- INPUT MATERIAL:
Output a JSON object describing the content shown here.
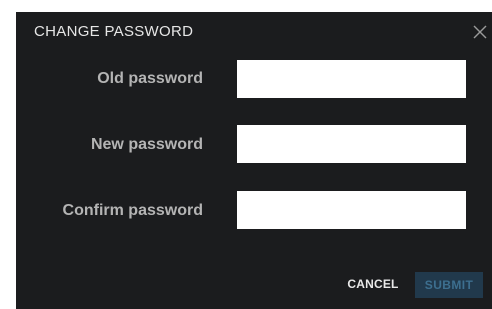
{
  "dialog": {
    "title": "CHANGE PASSWORD",
    "close_icon": "close-icon"
  },
  "form": {
    "old_password": {
      "label": "Old password",
      "value": ""
    },
    "new_password": {
      "label": "New password",
      "value": ""
    },
    "confirm_password": {
      "label": "Confirm password",
      "value": ""
    }
  },
  "actions": {
    "cancel_label": "CANCEL",
    "submit_label": "SUBMIT",
    "submit_enabled": false
  },
  "colors": {
    "background": "#1b1c1e",
    "label": "#b4b4b4",
    "submit_disabled_bg": "#21394c",
    "submit_disabled_text": "#3d6f8f"
  }
}
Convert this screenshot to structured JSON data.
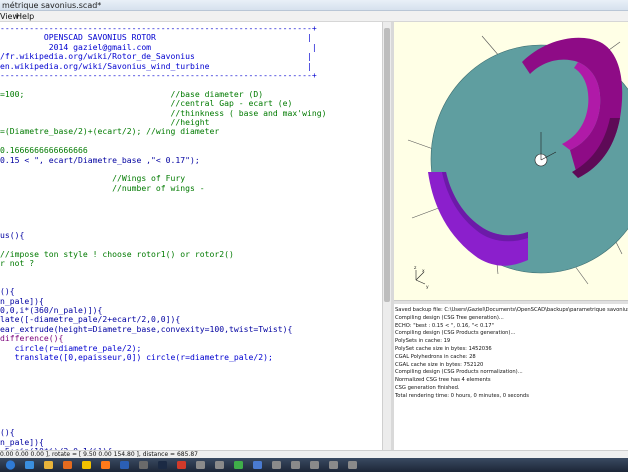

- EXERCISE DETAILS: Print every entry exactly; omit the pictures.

- ANSWER BOX:
Output a JSON object describing the content shown here.
{
  "dialog": {
    "title": "CHANGE PASSWORD",
    "close_icon": "close-icon"
  },
  "form": {
    "old_password": {
      "label": "Old password",
      "value": ""
    },
    "new_password": {
      "label": "New password",
      "value": ""
    },
    "confirm_password": {
      "label": "Confirm password",
      "value": ""
    }
  },
  "actions": {
    "cancel_label": "CANCEL",
    "submit_label": "SUBMIT",
    "submit_enabled": false
  },
  "colors": {
    "background": "#1b1c1e",
    "label": "#b4b4b4",
    "submit_disabled_bg": "#21394c",
    "submit_disabled_text": "#3d6f8f"
  }
}
Convert this screenshot to structured JSON data.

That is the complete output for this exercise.